Lecture_15 - MA 36600 LECTURE NOTES FRIDAY FEBRUARY 20 We explain how this is related to Abels Theorem Using the the characteristic equation are b

Info iconThis preview shows page 1. Sign up to view the full content.

View Full Document Right Arrow Icon
MA 36600 LECTURE NOTES: FRIDAY, FEBRUARY 20 3 We explain how this is related to Abel’s Theorem. Using the Quadratic Formula, we see that the roots of the characteristic equation are r 1 = b 2 a b 2 4 ac 2 a r 2 = b 2 a + b 2 4 ac 2 a = r 1 + r 2 = b a r 2 r 1 = b 2 4 ac a Hence the Wronskian is in the form W ( t )= C exp ° b a t ± in terms of C = b 2 4 ac a . Since b 2 4 ac 0 by assumption, we see that this function is nonzero if and only if b 2 4 ac> 0. Applications of Abel’s Theorem. First, we show that if W ( t 0 ) ° = 0 for some t 0 then y = c 1 y 1 + c 2 y 2 is the general solution to the di±erential equation. To see why, we can consider some initial conditions y ( t 0 )= y 0 and y ° ( t 0 )= y ° 0 . Since W 0 = W ( t 0 ) ° = 0 we can solve for c 1 and c 2 . Note that W ( t 0 ) ° = 0 precisely when the constant C ° = 0. Second, we give a method for ²nding solutions to the di±erential equation. Say that we know one solution y 1 = y 1 (
Background image of page 1
This is the end of the preview. Sign up to access the rest of the document.

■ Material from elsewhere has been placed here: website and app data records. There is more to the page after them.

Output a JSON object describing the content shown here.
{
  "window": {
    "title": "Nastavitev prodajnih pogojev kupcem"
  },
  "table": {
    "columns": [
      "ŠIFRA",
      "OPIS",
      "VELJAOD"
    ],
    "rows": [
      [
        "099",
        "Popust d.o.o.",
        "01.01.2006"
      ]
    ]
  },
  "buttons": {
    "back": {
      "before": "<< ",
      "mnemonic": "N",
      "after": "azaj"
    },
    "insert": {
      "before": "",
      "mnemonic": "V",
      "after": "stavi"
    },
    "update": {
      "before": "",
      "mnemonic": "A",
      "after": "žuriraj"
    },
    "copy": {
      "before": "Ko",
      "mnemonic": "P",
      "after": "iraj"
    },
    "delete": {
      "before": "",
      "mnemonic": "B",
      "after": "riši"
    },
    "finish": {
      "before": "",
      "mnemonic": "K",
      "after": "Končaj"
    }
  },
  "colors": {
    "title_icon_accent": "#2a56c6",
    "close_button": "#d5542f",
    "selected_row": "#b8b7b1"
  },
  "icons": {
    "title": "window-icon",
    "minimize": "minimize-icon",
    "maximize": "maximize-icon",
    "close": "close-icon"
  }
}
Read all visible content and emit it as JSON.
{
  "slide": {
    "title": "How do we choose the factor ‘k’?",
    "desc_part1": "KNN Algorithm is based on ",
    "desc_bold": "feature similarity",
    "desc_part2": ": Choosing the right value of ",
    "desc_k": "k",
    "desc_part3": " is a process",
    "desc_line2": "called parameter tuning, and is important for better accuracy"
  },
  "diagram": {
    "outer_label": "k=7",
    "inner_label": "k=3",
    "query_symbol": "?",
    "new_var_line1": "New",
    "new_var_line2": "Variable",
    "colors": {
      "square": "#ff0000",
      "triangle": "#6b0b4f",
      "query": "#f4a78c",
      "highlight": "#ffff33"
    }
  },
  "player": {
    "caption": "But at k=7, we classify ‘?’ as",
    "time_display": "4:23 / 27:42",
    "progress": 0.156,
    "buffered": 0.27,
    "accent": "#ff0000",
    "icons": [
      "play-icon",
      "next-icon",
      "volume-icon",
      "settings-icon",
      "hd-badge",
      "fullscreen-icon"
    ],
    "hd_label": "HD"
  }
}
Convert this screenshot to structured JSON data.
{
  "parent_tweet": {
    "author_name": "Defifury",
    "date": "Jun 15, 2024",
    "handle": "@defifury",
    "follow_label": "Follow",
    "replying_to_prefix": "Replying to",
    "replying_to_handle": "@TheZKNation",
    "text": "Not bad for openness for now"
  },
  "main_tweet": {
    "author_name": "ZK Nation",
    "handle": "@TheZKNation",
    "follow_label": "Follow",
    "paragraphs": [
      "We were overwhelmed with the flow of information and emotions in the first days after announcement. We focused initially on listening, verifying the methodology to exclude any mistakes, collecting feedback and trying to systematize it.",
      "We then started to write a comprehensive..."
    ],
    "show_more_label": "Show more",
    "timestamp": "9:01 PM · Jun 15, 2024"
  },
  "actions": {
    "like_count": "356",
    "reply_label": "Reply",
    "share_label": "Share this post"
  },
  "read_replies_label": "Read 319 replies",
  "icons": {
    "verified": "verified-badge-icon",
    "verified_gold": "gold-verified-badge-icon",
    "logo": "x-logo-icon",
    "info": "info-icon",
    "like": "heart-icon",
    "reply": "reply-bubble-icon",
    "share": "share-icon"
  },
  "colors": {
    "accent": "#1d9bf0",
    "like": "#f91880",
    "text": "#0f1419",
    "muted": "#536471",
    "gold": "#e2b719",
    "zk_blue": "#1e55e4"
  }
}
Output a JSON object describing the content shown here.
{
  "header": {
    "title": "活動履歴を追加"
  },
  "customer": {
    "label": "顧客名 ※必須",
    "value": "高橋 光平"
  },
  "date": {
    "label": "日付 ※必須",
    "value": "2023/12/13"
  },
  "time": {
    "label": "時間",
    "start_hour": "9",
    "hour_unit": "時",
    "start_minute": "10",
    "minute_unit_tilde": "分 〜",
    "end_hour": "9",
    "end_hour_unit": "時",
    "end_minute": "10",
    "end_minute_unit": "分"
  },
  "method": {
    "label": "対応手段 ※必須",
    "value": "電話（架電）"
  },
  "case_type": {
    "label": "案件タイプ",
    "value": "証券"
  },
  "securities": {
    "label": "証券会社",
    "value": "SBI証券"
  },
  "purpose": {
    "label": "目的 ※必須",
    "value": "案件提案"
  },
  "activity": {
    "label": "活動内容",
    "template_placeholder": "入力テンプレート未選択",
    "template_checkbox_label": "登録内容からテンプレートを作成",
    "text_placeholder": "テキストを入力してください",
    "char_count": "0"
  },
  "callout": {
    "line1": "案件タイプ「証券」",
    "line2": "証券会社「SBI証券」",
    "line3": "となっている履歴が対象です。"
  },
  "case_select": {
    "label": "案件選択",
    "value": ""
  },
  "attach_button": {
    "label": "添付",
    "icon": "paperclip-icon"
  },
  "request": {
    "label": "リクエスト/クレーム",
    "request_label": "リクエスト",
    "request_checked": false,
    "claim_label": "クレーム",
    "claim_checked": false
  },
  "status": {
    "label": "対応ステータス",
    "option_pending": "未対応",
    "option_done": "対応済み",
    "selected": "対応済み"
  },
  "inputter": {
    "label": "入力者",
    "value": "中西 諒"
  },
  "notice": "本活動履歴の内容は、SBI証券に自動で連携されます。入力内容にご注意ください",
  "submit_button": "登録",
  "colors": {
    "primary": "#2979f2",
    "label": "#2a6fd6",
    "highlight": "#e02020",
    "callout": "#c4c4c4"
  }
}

This note was uploaded on 11/30/2011 for the course MATH 366 taught by Professor Edraygoins during the Spring '09 term at Purdue University-West Lafayette.

Ask a homework question - tutors are online